Just one km more
There are days where running is easy. No matter what my training schedule requires I am willing to follow the program.
Then there are the days, where I know I should run but I just don’t feel like it. Actually, it’s not that I don’t feel like running, instead it’s a lack of enthusiasm to run a 14 km session for instance.
Busy with my, “I don’t want to run but I know I have to so I’ll be prepared for Oceans” thoughts I head out of the door and start my run. On occasion my mood improves during the run and I don’t pay attention to my de-motivating thoughts. However, sometimes the run just really feels like hard work.
Do you know this feeling? How do you handle this?
As I write this post I realise that this feeling mostly happens during runs between 12 and 18 km. When its sessions of more than 20 km and especially if I have planned a 35 to 40 km run I never have those thoughts. I find that interesting but that’s a subject for another blog post.

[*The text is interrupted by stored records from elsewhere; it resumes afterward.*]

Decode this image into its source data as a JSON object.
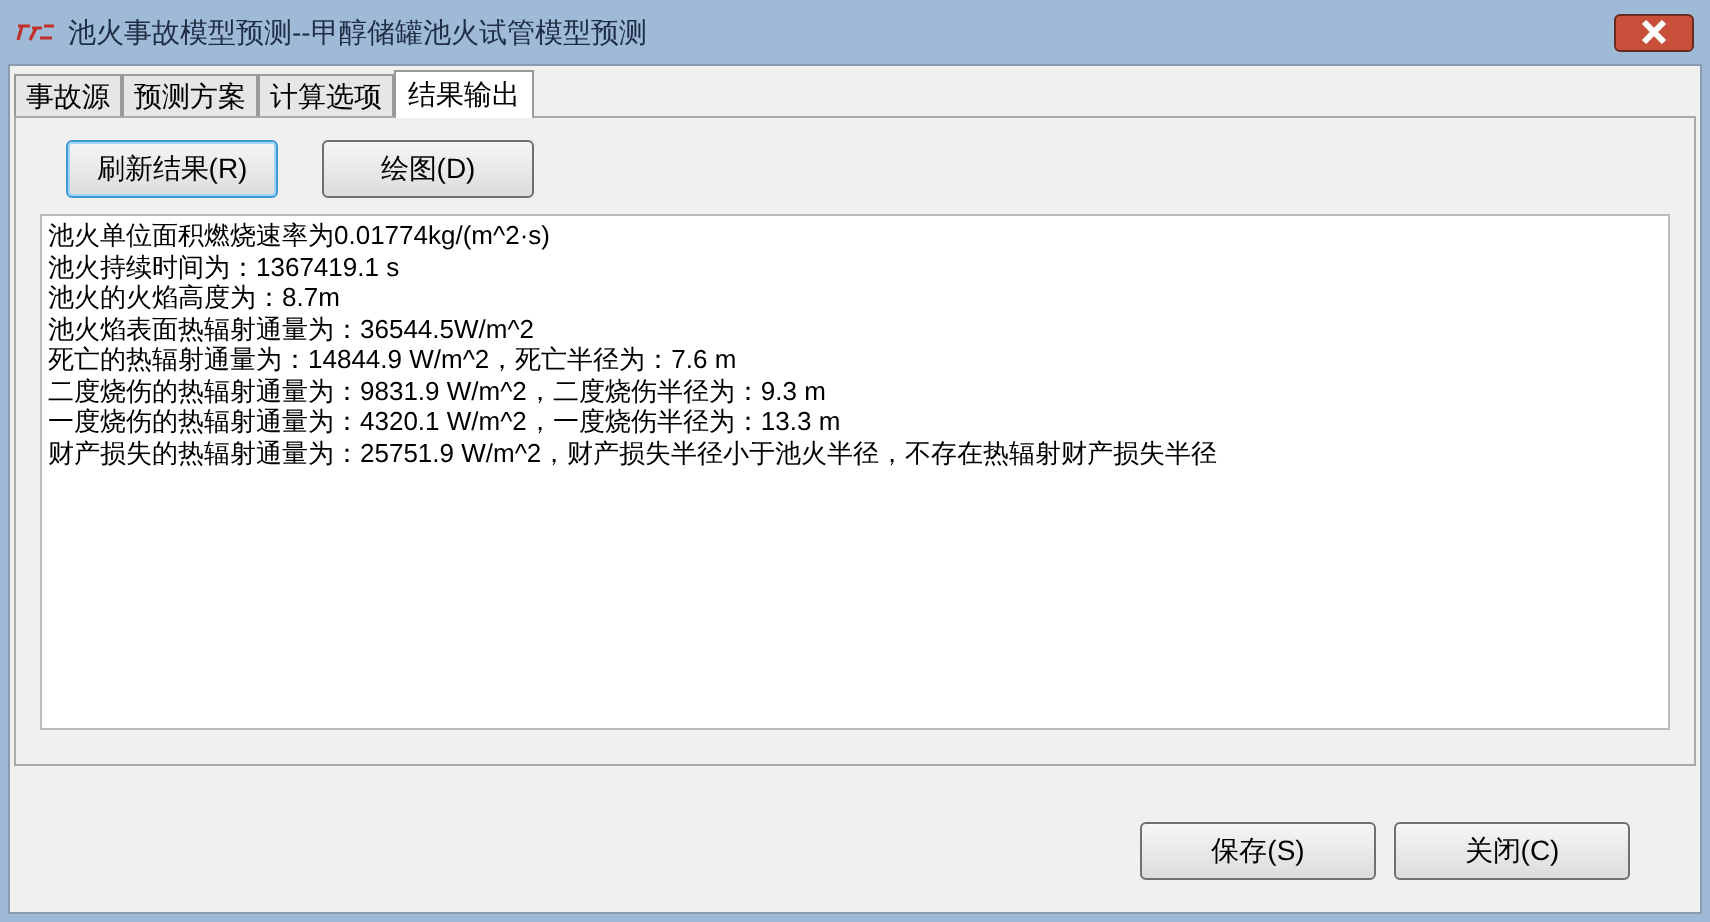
{
  "window": {
    "title": "池火事故模型预测--甲醇储罐池火试管模型预测"
  },
  "tabs": [
    {
      "label": "事故源",
      "selected": false
    },
    {
      "label": "预测方案",
      "selected": false
    },
    {
      "label": "计算选项",
      "selected": false
    },
    {
      "label": "结果输出",
      "selected": true
    }
  ],
  "toolbar_buttons": [
    {
      "label": "刷新结果(R)",
      "focused": true
    },
    {
      "label": "绘图(D)",
      "focused": false
    }
  ],
  "results": [
    "池火单位面积燃烧速率为0.01774kg/(m^2·s)",
    "池火持续时间为：1367419.1 s",
    "池火的火焰高度为：8.7m",
    "池火焰表面热辐射通量为：36544.5W/m^2",
    "死亡的热辐射通量为：14844.9 W/m^2，死亡半径为：7.6 m",
    "二度烧伤的热辐射通量为：9831.9 W/m^2，二度烧伤半径为：9.3 m",
    "一度烧伤的热辐射通量为：4320.1 W/m^2，一度烧伤半径为：13.3 m",
    "财产损失的热辐射通量为：25751.9 W/m^2，财产损失半径小于池火半径，不存在热辐射财产损失半径"
  ],
  "footer_buttons": [
    "保存(S)",
    "关闭(C)"
  ]
}
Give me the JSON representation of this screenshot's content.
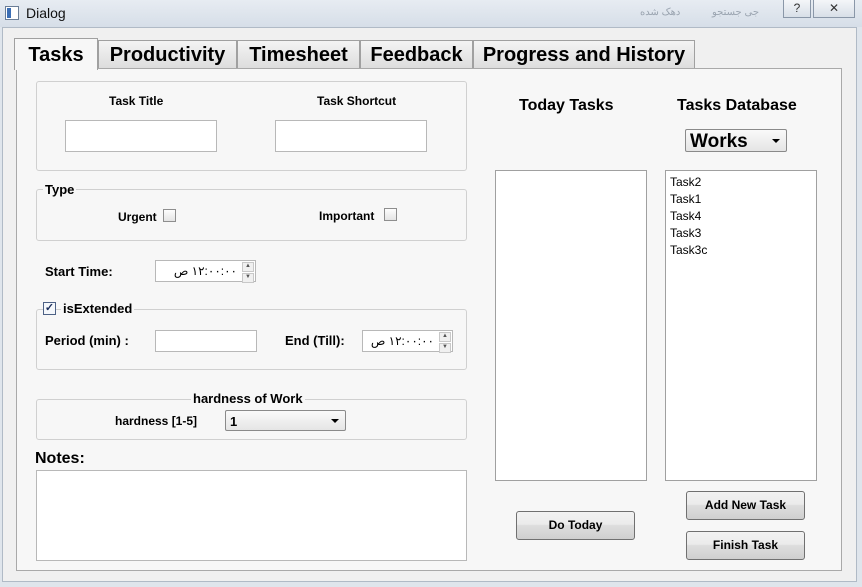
{
  "window": {
    "title": "Dialog",
    "help_glyph": "?",
    "close_glyph": "✕",
    "blurred_left": "دهک شده",
    "blurred_right": "جی جستجو"
  },
  "tabs": [
    "Tasks",
    "Productivity",
    "Timesheet",
    "Feedback",
    "Progress and History"
  ],
  "form": {
    "task_title_label": "Task Title",
    "task_title_value": "",
    "task_shortcut_label": "Task Shortcut",
    "task_shortcut_value": "",
    "type_label": "Type",
    "urgent_label": "Urgent",
    "urgent_checked": false,
    "important_label": "Important",
    "important_checked": false,
    "start_time_label": "Start Time:",
    "start_time_value": "۱۲:۰۰:۰۰ ص",
    "is_extended_label": "isExtended",
    "is_extended_checked": true,
    "period_label": "Period (min) :",
    "period_value": "",
    "end_label": "End (Till):",
    "end_value": "۱۲:۰۰:۰۰ ص",
    "hardness_group_label": "hardness of Work",
    "hardness_label": "hardness [1-5]",
    "hardness_value": "1",
    "notes_label": "Notes:",
    "notes_value": ""
  },
  "today": {
    "heading": "Today Tasks",
    "items": [],
    "do_today_label": "Do Today"
  },
  "database": {
    "heading": "Tasks Database",
    "category": "Works",
    "items": [
      "Task2",
      "Task1",
      "Task4",
      "Task3",
      "Task3c"
    ],
    "add_label": "Add New Task",
    "finish_label": "Finish Task"
  },
  "icons": {
    "spin_up": "▲",
    "spin_down": "▼",
    "check": "✓"
  }
}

Let’s say the plan is to run 14 km, well some minutes into the run a nagging little inner voice begins to whisper to me. ‘Maybe just run 10 km today, I mean you did so much last week and you can always add some distance next time’.
This can be pretty tempting especially because the voice is loudest when I am least keen on going running.
Fortunately there is also another voice. Yes, I hear lots of voices. This is a voice telling me that there is no good reason to not run the 14 km. ‘You aren’t injured or in a rush so just do the run as planned.’
While these two voices have their battle I am already through the first 4 km of the run. My usual training runs see me run out and back routes towards places like Hout Bay or the Waterfront. The 4 km mark means I am closing in on half way and the point at which I need to decide; do I go the whole way or cut this short?
What would you do? Turn around and tell yourself that you will make the distance up later?
I know one thing for sure, if I cut the session short I would be extremely dissatisfied after the run. I would probably actually consider the session incomplete.
Running should be satisfying though. This obviously means when you aren’t nursing an injury or snowed under by work or family commitments.
I have learned a little mental trick that I use for days like this.
When I get closer to the turnaround point for the shortened run, I don’t pay attention to the negative thoughts regarding the total distance.
Instead, I tell myself that it’s just one more km. Only one. I can definitely run one more kilometre and then we can see how it goes. This makes all the difference as instead of turning at 5 km I run to 6 km and have crossed the mental barrier.
It is after 6km that I then tell myself that I just need to add one more kilometre and so I keep on running.
When I turn around eventually I am all smiles. I know I have tricked myself and have covered the intended distance. Those of you who know me, see me smiling all the time. The smiles I am talking about here are internal, smiles of pride and accomplishment.
So, next time you don’t feel like running the intended distance just tell yourself that you can definitely cover one more kilometre and then keep on going.
Mohammed Ali once was asked how many sit-ups he could do. He replied by saying, “I don’t know. I only start counting when it starts to hurt.”
Now stop reading the blog and enjoy your next run. Don’t forget to say hi next time you see me out on the roads and trails and if you want to know more about my running, please visit my blog http://www.ultra-marathon-man.com/en/.